Delays, Planes, and Automobiles!
Challenging is an understatement when it comes to describing the logistics world in 2020. As we creep towards the end of the year – and what historically has always been the most volatile period of the calendar, the challenges that COVID-19 continues to present itself with only further reinforces what we all know – that aside from the human suffering involved, 2020 has been nothing short of a logistical nightmare.
What do we mean by this? In March, we saw extraordinary levels of turbulence within the industry. Ports were closing, nations shut their borders and airlines cut personnel due to plummeting demands. It seemed that it took forever to move a shipment between two points. It wasn’t just the pure fact that carriers were struggling to physically move goods due to sanctions and closed borders – it affected the back office so to speak. What used to take twenty minutes to make an airline booking was taking three hours. Every facet of the supply chain was affected, and at every conceivable level.
As we fast forward eighth months – how has the situation changed, if any? Has there been a rebound in capacity? Are services slowly returning to normal levels? The simple answer is yes and no. We saw trends during the spring and summer months where COVID was becoming part of everyone’s daily lives and it forced carriers to think outside the norm. For example, some passenger airlines were (and are) continuing to make rebounds in services. Some airlines, however, are not so fortunate and have had to close their doors. A handful of global air carriers that managed to stay in business have received government authorization to stow cargo in the main-deck of their aircraft. Ultimately, every carrier in every sector (air, sea, land, etc.) has been fighting the demons to try and stay aloft – and in any way they can. This has been a harsh reality for many. Some have survived – some haven’t.
The logistics landscape has fundamentally changed over the last number of months and only time will tell when things will return to normal. For now, there is a new norm. As we reach towards the end of the year, delays are becoming more present. Ocean lines have tried to accommodate and add services but it hasn’t always worked. Rates have spiked. Airlines continue to tread on a razor thin edge and with a recent spike in COVID – especially with the recent shutdowns in Europe – there is no knowing how far back this will push the industry.
Here at Trans-Border, we continue to monitor the market and use our skill, knowledge, and resources to efficiently move your cargo. It is critical to know that planning on your inbound and outbound traffic has never become more critical in your supply chain.
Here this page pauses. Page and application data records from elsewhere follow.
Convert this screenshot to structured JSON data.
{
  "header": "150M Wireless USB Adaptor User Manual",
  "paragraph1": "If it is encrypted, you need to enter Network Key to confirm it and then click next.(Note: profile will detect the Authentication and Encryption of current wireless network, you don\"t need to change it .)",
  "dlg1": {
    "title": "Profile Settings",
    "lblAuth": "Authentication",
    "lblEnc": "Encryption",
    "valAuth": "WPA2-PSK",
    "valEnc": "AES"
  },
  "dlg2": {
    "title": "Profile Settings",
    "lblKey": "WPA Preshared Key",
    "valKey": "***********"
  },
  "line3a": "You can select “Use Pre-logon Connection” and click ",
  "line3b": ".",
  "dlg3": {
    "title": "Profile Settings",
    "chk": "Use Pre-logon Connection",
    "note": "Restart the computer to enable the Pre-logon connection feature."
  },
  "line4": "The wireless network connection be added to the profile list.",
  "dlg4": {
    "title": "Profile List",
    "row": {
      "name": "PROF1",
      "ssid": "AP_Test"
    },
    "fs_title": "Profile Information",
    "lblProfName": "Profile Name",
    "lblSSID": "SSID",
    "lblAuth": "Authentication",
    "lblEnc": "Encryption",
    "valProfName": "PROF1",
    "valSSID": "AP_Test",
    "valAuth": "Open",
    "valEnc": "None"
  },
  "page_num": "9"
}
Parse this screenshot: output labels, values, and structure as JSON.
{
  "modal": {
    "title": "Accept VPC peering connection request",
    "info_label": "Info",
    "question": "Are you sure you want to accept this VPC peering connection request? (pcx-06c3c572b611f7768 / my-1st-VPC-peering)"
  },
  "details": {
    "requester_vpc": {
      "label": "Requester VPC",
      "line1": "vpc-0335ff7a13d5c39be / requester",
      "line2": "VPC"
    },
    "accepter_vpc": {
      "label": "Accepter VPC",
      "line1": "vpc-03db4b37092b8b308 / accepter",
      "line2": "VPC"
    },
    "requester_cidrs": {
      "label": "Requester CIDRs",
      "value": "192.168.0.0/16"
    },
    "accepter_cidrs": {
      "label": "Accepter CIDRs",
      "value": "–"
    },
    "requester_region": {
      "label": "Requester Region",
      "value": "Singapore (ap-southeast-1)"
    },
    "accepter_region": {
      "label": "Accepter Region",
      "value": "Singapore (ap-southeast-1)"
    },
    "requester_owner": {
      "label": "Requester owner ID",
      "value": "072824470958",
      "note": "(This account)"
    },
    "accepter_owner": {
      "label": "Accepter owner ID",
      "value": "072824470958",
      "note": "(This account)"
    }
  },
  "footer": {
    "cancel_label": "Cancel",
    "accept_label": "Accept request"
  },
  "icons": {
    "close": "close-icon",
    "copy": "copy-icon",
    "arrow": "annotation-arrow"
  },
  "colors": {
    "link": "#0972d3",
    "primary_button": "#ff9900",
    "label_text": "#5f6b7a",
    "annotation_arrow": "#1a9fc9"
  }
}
We urge the community not to lay back and think everything has normalized – it hasn’t. Keep an open line of communication with us, your vendors and your customers – just like Trans-Border does. Talking about solutions and being open and honest has and always will be the best course of action. We will continue to do all possible to move your cargo quickly, efficiently and cost effectively – but ask for patience and understanding in this extremely challenging environment.
If you have any questions please reach out to firstname.lastname@example.org or (800) 493-9444